[Start of Attachment]

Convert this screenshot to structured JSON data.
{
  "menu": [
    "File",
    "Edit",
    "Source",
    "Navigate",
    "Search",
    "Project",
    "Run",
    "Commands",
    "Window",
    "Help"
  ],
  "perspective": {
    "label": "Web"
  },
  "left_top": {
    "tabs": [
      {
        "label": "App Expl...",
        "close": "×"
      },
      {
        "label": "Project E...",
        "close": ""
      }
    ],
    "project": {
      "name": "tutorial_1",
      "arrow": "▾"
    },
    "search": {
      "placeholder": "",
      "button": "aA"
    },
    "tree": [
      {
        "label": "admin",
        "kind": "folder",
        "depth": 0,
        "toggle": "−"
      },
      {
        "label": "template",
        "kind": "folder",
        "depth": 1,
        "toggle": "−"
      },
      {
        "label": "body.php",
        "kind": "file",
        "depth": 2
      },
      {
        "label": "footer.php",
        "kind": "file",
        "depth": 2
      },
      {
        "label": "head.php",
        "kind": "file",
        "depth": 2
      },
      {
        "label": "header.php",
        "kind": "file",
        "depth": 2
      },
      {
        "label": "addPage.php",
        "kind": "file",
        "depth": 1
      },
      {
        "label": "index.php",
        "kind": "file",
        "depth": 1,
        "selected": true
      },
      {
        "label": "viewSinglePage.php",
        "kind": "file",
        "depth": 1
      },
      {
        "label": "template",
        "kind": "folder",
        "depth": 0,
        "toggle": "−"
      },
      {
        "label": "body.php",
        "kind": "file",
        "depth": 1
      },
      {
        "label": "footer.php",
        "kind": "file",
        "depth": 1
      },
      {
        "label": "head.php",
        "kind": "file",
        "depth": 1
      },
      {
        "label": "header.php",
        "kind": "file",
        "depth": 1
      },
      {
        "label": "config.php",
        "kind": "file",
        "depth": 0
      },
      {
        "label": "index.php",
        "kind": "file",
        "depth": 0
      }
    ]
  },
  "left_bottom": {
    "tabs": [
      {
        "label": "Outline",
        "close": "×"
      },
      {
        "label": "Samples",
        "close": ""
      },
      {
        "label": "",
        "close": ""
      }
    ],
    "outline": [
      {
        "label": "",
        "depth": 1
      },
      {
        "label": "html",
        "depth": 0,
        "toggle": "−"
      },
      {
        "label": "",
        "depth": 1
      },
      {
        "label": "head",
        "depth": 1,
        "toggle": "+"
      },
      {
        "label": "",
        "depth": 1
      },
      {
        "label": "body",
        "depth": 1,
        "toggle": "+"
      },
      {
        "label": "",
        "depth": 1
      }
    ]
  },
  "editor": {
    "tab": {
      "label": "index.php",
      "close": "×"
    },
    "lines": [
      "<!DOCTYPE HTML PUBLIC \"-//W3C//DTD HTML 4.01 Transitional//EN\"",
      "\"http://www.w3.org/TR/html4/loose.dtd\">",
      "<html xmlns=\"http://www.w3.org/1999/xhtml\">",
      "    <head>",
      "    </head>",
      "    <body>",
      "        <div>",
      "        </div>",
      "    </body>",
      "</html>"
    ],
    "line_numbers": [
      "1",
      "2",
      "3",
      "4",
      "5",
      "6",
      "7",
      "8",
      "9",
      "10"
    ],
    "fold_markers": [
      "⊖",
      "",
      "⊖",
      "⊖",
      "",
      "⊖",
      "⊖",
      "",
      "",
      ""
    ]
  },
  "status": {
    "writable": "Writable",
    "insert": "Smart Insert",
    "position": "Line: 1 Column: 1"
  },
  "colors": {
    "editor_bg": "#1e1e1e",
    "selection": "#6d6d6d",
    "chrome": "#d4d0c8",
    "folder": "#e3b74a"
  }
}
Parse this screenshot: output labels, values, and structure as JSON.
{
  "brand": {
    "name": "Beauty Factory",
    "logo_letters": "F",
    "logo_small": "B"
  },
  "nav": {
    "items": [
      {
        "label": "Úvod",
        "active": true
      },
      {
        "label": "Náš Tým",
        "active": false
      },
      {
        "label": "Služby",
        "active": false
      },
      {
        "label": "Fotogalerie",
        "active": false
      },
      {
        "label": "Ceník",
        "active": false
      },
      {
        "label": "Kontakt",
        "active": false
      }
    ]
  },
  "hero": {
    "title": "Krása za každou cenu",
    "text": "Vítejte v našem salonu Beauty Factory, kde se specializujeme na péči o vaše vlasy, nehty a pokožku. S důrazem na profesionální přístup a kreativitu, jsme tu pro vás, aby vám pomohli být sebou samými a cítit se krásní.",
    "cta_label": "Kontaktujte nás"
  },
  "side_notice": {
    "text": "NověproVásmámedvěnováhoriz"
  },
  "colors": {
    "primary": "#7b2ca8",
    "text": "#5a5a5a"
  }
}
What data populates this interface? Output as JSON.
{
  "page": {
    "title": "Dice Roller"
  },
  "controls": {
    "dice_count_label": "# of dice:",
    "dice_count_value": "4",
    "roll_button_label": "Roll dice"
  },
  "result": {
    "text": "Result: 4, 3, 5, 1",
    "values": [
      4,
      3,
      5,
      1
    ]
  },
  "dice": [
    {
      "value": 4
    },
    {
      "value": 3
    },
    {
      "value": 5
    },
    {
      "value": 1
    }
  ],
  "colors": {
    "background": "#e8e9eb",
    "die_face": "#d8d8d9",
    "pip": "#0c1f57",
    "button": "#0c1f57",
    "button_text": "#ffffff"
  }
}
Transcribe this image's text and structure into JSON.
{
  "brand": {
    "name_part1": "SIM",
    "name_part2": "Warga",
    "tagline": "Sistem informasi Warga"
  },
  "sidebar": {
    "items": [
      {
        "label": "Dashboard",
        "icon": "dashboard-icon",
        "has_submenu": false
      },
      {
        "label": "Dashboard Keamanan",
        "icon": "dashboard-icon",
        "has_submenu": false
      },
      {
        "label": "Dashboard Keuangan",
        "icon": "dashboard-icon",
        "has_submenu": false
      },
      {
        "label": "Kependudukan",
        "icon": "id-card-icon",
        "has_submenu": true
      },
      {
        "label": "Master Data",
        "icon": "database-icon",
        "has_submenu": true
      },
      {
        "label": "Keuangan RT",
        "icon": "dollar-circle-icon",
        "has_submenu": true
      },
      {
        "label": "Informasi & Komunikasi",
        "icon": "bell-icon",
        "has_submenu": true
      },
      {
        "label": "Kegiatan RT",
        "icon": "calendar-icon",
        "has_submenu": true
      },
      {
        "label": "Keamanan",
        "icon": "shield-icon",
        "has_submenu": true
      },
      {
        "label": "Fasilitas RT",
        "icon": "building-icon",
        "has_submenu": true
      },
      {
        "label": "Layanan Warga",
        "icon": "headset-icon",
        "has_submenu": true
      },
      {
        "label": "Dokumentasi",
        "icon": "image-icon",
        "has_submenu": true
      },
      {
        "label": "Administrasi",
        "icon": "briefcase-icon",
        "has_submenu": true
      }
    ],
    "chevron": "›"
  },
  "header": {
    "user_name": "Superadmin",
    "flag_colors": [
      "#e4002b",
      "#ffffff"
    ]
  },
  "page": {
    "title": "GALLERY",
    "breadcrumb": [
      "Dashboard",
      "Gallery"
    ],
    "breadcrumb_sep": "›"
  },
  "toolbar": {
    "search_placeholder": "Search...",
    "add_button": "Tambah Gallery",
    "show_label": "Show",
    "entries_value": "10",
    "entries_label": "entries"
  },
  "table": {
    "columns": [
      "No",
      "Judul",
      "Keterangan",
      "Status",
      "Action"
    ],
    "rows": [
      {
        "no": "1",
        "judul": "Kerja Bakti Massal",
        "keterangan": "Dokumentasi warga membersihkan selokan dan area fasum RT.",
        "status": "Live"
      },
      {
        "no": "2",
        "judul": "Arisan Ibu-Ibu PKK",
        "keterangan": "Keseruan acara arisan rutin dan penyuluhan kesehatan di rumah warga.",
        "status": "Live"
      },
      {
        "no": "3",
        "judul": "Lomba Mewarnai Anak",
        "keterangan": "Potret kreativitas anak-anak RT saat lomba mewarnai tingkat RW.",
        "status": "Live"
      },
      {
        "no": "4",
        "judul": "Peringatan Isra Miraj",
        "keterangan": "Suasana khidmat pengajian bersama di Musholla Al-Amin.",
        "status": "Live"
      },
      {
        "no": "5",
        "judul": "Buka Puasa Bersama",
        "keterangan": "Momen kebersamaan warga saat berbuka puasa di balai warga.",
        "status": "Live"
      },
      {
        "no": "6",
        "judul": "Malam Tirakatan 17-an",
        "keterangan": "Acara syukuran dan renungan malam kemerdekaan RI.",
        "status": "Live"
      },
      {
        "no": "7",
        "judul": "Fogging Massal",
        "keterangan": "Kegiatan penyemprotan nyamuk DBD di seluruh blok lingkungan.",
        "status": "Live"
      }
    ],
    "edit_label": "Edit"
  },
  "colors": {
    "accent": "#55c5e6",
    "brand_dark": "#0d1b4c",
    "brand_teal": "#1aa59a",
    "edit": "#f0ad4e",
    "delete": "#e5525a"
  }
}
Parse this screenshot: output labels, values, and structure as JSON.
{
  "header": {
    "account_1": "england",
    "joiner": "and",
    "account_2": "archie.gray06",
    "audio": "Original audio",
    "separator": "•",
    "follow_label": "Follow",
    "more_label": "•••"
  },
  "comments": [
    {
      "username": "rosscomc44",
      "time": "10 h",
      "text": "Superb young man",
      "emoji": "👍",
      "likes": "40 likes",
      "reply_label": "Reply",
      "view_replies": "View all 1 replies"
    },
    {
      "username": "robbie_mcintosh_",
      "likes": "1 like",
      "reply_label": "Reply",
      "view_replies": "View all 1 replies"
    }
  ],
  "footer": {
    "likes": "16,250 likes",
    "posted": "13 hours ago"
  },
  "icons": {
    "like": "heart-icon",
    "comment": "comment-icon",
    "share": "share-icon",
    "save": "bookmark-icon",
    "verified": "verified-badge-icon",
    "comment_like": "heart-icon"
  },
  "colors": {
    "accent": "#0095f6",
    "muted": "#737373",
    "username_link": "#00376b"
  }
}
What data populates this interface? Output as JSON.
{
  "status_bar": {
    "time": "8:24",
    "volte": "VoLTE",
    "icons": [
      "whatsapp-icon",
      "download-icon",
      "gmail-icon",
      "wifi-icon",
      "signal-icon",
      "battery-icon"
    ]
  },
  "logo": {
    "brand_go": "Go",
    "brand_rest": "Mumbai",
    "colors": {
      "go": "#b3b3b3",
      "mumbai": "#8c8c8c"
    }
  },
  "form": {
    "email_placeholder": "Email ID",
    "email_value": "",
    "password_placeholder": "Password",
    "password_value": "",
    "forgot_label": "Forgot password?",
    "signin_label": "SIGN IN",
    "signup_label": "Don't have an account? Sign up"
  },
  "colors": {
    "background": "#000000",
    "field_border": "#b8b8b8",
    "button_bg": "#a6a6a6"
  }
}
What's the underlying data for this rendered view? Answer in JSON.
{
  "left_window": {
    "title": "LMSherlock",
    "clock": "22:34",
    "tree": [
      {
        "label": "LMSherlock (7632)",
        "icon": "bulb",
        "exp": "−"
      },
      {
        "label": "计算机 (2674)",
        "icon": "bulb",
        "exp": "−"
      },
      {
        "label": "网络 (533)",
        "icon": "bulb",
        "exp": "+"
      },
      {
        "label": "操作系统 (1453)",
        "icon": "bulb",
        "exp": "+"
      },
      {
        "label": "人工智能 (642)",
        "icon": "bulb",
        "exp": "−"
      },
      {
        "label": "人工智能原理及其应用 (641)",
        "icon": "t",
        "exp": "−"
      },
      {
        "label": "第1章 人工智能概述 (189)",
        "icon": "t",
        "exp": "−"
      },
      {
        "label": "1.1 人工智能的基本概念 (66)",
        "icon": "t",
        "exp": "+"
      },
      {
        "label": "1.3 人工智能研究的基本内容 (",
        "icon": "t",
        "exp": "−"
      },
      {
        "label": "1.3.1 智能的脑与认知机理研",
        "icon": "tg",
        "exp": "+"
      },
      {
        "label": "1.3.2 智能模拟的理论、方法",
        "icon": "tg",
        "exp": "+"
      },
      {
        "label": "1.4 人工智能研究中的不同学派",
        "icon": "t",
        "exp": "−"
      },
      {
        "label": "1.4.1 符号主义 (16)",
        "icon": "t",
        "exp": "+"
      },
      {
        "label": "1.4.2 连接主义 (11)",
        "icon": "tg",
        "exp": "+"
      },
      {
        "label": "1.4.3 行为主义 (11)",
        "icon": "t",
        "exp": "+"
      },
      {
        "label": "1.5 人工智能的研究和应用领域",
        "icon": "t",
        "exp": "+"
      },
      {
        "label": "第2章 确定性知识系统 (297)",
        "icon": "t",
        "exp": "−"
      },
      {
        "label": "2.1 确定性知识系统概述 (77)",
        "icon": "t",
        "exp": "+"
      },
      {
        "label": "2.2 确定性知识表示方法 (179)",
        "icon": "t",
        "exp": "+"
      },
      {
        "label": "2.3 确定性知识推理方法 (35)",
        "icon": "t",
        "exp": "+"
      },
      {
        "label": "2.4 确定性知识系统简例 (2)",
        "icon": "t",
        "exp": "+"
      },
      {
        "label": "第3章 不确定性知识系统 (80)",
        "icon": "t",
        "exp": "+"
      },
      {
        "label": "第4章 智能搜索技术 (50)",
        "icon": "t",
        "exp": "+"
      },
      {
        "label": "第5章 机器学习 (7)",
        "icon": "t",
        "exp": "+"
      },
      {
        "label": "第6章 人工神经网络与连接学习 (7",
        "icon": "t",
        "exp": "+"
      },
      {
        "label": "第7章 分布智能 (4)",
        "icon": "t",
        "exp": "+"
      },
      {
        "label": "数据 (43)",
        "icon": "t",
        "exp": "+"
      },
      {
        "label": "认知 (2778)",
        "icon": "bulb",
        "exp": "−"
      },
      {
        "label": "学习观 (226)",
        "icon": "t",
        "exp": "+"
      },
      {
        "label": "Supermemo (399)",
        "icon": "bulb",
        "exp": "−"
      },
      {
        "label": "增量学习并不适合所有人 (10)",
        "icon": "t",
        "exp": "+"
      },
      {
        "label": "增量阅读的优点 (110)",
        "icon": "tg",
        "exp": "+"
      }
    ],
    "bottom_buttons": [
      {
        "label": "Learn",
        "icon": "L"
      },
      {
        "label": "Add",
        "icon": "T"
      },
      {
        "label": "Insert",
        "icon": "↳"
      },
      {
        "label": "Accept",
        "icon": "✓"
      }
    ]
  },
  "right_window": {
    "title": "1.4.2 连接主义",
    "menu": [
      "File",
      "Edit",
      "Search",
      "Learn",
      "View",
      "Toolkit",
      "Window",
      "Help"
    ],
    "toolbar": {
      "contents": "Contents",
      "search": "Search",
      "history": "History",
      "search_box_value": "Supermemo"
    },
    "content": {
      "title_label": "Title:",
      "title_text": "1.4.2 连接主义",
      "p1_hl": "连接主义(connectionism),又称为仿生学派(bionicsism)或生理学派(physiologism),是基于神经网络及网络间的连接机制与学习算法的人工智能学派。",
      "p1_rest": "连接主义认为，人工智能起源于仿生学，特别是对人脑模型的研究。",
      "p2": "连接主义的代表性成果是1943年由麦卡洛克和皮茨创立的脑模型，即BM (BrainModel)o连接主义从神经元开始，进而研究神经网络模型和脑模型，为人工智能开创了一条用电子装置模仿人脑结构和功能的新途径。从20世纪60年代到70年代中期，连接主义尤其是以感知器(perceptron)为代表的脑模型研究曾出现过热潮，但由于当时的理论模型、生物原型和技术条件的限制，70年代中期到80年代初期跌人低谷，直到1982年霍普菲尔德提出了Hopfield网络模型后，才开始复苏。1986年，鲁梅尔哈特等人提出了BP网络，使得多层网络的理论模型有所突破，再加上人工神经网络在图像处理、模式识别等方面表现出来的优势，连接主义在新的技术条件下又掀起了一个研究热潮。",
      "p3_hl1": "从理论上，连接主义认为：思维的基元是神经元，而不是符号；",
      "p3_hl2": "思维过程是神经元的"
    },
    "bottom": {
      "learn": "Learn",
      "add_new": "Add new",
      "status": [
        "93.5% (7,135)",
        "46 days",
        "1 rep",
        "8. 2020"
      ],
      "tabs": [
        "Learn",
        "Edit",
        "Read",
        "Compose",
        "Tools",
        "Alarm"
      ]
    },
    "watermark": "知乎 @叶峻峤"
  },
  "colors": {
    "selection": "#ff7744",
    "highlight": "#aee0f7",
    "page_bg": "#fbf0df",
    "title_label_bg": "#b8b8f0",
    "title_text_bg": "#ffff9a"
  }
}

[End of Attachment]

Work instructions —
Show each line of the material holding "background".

Answer to this exercise —
    "background": "#e8e9eb",
    "background": "#000000",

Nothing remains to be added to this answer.